At midday the strikers gathered for a rally on the cobblestones in front of Senate House, where students graduate. One lecturer there was Professor Jason Scott-Warren, a Shakespeare expert and Extinction Rebellion activist.

Speaking to Varsity, he explained that the strikes aim to get a more “credible” pension plan on the table after USS management’s “ideological”, and “completely swingeing and unjustified attack”.

Addressing the crowd, Anjum Nahar, Cambridge SU’s postgraduate president, said that “since the beginning of the industrial action in 2018, Cambridge students have stood in solidarity with striking staff [...] We’ve stood with you on the picket lines, brought you tea and coffee, and even occupied buildings to get management to pay attention.”

The rally on King's ParadeSerge Isman

The SU’s support of the strikes extends to organising breakfast runs to feed picketers, and holding an email campaign for students to “show solidarity”.

Some take issue with this position.
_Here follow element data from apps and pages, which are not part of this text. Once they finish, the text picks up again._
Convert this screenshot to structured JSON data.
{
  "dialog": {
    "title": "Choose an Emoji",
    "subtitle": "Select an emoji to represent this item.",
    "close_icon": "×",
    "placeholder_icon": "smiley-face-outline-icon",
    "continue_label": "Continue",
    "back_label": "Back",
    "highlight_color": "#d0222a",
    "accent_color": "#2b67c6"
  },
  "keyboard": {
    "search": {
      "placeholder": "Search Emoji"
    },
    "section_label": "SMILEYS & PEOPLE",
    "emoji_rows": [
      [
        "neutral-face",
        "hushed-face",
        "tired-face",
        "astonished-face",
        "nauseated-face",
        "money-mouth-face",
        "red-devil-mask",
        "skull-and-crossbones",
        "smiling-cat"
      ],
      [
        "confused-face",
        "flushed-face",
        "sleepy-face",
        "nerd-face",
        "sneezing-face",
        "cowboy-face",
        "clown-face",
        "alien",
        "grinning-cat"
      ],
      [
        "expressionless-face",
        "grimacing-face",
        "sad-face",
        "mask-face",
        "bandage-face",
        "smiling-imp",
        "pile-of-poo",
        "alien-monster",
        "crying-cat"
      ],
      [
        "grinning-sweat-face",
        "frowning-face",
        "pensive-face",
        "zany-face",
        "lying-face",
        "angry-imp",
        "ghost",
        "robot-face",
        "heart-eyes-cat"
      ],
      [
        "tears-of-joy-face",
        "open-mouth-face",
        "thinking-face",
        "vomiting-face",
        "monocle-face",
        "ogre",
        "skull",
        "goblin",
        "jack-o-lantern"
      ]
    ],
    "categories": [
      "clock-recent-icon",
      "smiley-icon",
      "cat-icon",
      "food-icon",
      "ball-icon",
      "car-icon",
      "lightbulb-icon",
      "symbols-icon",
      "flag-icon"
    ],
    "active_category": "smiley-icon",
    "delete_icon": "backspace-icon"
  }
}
In an opinion piece from last term, undergraduates Freddie Poser and Joshan Parmar wrote that “the students’ union must look out for students, not faculty or abstract notions of solidarity”.

The SU says that it will ease disruption to students by lobbying the university for exam mitigations, and “working with student groups and UCU [...] to support all students’ education throughout strike action”.

In a statement to Varsity, SU Welfare Officer Ben Dalitz said: “Staff do not take the decision to strike lightly, and do so because other avenues have failed and because of the precarity that many staff face, especially early career academics and those from marginalised groups”.

“I’ve had a great time on the picket lines – it’s a great opportunity to chat to lecturers and supervisors and hear about why they’re striking. Lots of students are taking part in Cambridge SU’s breakfast runs, and the support from passers-by has been really encouraging!”

This article was updated at 9.25 on 15/2 to include comment from Ben Dalitz.